Get Outdoors: Roosevelt Island, VA

Looking for a different experience in Washington, DC?  Cross the Potomac River into Virginia and head over to Roosevelt Island.  The island is located across the river from DC's Georgetown neighborhood and is a memoral to the nation's 26th president.  Roosevelt Island is part of the National Park Service.  To get there, head North on the George Washington Parkway from the Memorial or 14th Street Bridges.  You can only access the park from the GW Parkway or Mt. Vernon bike trail.  You will see a parking lot on the right side of the road just past the Roosevelt Bridge and before the Key Bridge.  Parking and access to the park is free.

You enter the island by footbidge.
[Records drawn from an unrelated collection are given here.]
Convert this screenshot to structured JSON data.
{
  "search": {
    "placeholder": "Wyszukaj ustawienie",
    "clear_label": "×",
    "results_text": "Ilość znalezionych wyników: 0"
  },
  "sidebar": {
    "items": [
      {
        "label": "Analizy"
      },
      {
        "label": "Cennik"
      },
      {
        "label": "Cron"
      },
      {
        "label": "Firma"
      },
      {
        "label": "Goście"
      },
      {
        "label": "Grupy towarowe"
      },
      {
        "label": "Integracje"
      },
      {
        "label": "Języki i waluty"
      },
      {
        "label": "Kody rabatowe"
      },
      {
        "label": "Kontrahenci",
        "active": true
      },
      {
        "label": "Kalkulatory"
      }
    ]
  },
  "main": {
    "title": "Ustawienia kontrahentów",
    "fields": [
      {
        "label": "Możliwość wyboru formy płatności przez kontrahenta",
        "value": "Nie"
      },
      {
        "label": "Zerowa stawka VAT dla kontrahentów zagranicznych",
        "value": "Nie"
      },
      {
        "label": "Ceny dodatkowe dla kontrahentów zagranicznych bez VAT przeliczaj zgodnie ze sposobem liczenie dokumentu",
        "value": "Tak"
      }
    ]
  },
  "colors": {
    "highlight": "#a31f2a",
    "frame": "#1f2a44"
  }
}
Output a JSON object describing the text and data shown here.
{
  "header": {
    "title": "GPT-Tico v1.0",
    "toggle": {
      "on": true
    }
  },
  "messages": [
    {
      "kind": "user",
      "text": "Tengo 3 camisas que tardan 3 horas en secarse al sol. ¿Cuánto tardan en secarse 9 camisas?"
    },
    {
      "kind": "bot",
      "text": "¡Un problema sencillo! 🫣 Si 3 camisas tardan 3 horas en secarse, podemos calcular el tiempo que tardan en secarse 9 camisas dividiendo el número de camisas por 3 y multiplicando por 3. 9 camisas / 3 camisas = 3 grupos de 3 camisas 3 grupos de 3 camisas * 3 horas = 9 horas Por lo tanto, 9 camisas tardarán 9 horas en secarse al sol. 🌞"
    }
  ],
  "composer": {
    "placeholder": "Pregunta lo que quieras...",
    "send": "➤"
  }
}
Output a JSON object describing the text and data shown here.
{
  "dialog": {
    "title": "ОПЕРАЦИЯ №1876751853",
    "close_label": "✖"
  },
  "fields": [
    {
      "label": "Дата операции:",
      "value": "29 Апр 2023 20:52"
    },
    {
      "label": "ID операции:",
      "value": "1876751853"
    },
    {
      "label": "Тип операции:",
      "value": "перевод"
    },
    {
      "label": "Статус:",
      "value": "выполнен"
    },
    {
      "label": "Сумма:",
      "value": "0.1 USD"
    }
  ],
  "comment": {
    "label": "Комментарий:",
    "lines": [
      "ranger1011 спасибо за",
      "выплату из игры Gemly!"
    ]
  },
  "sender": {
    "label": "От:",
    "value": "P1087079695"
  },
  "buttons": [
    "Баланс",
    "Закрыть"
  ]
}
Once on the island you greeted with several miles of hiking trails.  I would classify the trails on the island as easy to moderate.  They are perfect for a short hike.  Dogs are welcome, but must be leased.  Also, the island does not currently have any trash cans.  This means when you pick up after your dog you must carry it out of the park.  

Near the center of the island is a memorial plaza that includes a statue of Roosevelt.  The island has three main trails.  The Woods Trail, the Upland Trail and the Swamp Trail.  The Woods trail winds through the foilage and eventually leads to the Swamp Trail.  The swamp trail runs the length of the island and is a raised boardwalk over the marsh that covers much of the island.  It is not uncommon to see a wide variety of birds and the occassional deer.  For the most part the trails are level and there are only minor inclines.  

On the north end of the island there is a beach that is accessible at low tide.  This is a popular spot for kayakers and dog owners.  During my recent visit the river was low and my lab was able to run out and enjoy the water. 

The National Park service has some helpful information online for Roosevelt Island.

Looking for other ideas in the Washington, DC area?  Check out these articles:

Old Town Alexandria, VA

A Day on the National Mall

Cruising the Potomac River